The film is a frame-by-frame account that took a year to create.
A new documentary called "Pearl Harbor Declassified" offers a fresh look at the sequence of events that started at 7:52 a.m. on December 7, 1941. The main focus is the sinking of the battleship USS Arizona.
"They were able to go back and get the best copy of the footage of the Arizona exploding and replicate it in high-definition," National Parks Historian Daniel Martinez said.
A company called Creative Differences pieced together film with photographs from the National Archive and the Naval Historical Center into the 60-minute documentary that captures the first 15 minutes of the attack.
It includes rarely seen military footage from Japan and a home movie taken by U.S. Navy Dr. Eric Haakenson.

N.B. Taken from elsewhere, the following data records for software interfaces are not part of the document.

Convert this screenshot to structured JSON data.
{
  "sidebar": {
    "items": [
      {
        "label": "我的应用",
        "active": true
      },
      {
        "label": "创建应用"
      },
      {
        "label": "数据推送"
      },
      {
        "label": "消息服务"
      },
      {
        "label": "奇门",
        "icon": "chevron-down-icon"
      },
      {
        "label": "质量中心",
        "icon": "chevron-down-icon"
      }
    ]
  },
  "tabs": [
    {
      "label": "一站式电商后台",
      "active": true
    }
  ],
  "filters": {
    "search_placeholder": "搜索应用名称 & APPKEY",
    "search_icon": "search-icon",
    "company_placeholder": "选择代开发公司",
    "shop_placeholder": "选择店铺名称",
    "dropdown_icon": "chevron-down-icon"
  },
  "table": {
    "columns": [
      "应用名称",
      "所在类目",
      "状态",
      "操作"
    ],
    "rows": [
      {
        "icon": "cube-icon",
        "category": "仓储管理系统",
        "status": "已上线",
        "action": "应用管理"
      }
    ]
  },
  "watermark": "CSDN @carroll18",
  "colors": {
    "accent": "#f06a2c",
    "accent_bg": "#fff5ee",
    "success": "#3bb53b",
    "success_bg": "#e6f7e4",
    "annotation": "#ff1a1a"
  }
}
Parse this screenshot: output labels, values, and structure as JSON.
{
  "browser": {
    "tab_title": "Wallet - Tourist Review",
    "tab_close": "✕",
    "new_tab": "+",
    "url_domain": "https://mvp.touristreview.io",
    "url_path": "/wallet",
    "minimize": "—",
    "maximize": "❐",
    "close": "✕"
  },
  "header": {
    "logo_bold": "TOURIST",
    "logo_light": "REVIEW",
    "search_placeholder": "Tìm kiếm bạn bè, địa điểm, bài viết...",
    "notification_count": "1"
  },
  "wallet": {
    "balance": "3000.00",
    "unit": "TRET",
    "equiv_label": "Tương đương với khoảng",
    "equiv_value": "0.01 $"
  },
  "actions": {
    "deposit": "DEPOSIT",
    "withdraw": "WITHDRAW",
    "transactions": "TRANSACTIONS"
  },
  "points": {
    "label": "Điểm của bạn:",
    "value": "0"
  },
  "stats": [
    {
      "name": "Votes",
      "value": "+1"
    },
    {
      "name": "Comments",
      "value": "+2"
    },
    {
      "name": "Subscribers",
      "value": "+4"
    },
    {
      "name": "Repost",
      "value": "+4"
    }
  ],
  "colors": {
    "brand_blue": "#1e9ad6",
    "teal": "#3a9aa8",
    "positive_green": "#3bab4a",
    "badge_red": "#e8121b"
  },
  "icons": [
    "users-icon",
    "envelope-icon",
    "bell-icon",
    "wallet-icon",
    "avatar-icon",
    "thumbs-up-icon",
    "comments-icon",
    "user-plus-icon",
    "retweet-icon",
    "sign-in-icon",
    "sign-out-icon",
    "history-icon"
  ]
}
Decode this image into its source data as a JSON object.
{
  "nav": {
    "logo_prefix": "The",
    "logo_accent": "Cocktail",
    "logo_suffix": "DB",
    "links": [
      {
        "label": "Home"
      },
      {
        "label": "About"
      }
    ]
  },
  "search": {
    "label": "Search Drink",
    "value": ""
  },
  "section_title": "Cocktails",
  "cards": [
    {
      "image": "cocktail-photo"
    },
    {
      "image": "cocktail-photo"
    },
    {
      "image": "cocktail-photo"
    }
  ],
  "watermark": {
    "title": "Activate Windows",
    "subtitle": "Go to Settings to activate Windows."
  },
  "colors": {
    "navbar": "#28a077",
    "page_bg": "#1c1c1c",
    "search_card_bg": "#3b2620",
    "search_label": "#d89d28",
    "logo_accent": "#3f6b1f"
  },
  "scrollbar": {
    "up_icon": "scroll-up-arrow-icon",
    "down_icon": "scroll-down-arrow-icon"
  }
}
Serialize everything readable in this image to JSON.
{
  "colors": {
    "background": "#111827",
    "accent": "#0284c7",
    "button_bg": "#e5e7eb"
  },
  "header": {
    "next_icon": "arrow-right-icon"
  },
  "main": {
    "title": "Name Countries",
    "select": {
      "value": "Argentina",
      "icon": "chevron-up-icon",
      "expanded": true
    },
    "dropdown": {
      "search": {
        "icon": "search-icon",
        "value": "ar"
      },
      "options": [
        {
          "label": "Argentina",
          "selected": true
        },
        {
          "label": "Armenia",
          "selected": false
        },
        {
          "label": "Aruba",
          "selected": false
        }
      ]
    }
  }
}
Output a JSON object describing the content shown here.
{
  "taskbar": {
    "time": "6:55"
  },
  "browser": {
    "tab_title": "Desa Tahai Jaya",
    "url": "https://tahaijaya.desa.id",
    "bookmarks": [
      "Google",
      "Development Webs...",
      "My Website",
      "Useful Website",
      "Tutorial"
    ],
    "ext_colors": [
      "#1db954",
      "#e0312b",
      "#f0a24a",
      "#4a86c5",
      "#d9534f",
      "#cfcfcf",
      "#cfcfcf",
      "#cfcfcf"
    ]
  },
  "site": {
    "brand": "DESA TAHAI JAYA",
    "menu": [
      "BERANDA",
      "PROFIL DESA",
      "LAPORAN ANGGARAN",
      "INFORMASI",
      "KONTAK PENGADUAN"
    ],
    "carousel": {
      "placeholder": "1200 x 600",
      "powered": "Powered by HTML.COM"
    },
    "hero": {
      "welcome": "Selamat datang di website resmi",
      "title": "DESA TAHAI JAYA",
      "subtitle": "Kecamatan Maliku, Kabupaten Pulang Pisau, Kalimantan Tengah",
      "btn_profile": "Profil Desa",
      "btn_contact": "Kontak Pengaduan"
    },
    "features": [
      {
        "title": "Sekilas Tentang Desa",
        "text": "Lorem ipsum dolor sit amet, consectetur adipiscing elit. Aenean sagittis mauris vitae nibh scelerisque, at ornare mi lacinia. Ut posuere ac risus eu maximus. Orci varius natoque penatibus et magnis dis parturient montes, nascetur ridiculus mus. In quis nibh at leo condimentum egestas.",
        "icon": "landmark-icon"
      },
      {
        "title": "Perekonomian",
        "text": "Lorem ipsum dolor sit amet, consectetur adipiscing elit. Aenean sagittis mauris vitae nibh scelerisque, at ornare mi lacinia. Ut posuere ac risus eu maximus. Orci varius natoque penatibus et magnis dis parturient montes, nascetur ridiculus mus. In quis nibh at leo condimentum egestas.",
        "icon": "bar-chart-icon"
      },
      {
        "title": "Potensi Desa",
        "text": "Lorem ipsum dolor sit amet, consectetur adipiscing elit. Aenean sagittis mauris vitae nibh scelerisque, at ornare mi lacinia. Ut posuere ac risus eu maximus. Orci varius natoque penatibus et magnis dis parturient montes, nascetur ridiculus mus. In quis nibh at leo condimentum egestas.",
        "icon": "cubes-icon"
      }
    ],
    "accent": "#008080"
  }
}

Mixed in are underwater shots of the sunken vessel and first-hand accounts from attack survivors.
Martinez said the movie is the best documentation to date of the date that will live in infamy.
"I've worked with these images since 1991, and to see it in this clarity was remarkable," he said.
A free screening will be held Saturday at 6;30 p.m. in the Pearl Harbor Visitor Center theaters.
"Pearl Harbor Declassified" debuts on the Military Channel on December 7, the 71st anniversary of the attack.